Spare Parts for Maudslays.
Those who are operating Mendslay vehicles will be interested to learn that spare parts for this make of vehicle can be obtained from the manufacturer's addresses at 50, Clapham Road, London, S.W.g, and 220, Wellington Street, Leeds, as well as from Messrs. Leach and Seed, at 79, Bridge Street, Manchester, and 178, Vauxhall Road, Liverpool; Messrs. G. E. Duerden, Savoy Garage, Bull Street, Burnley, and Messrs. A. Stringer, 156, Antrim Road, Belfast.
Steep Hills of Great Britain.
The Automobile Association's booklet giving details of steep hills in England, Wales and Scotland has been revised. It contains over 70 pages setting out hills with a gradient of 1 in 12 or steeper, the roads on which they are situated and any special feature of them. The booklet is issued free to A.A.. members and can be obtained from the Association's headquarters at Fanum House, New Coventry Street, London, W.1, or from any A.A. office.
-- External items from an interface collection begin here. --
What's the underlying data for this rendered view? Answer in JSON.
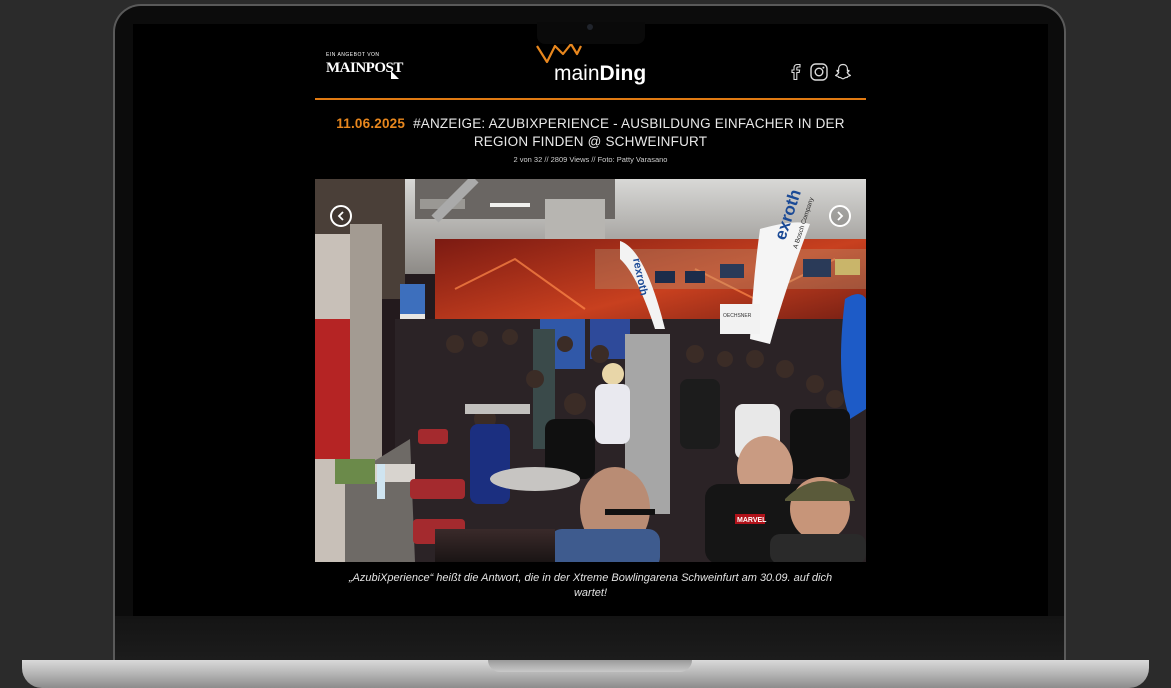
{
  "header": {
    "brand_small": "EIN ANGEBOT VON",
    "brand_big": "MAINPOST",
    "logo_thin": "main",
    "logo_bold": "Ding",
    "social": [
      "facebook-icon",
      "instagram-icon",
      "snapchat-icon"
    ]
  },
  "article": {
    "date": "11.06.2025",
    "title": "#ANZEIGE: AZUBIXPERIENCE - AUSBILDUNG EINFACHER IN DER REGION FINDEN @ SCHWEINFURT",
    "meta": "2 von 32 //  2809 Views // Foto: Patty Varasano",
    "caption": "„AzubiXperience“ heißt die Antwort, die in der Xtreme Bowlingarena Schweinfurt am 30.09. auf dich wartet!"
  },
  "photo": {
    "banner_1": "rexroth",
    "banner_2": "exroth",
    "banner_2_sub": "A Bosch Company",
    "stand_sign": "OECHSNER",
    "tshirt_print": "MARVEL"
  },
  "colors": {
    "accent": "#e8871e",
    "background": "#000000",
    "bezel": "#0c0c0c"
  }
}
During the past few years competition between road and rail transport has become increasingly keen in the French African province of Senegal, and the Government has imposed extremely heavy motor taxes. Finding' that this taxation has failed in its object of discouraging road transport, the Governor of Senegal has just issued a decree which is equivalent to the prohibition of road-borne traffic.
No industrial motor vehicle, whether intended for goods or passengers, weighing, with, its load, more than a ton, may now be used on the road!
The French Federation Nationale de L'Automobile has at once taken the matter up in Paris, and Baron Petiet, the president of the Federation, is urging the Colonial Minister, M. Paul Reynaud, to use his authority in calling the Senegal Government to order.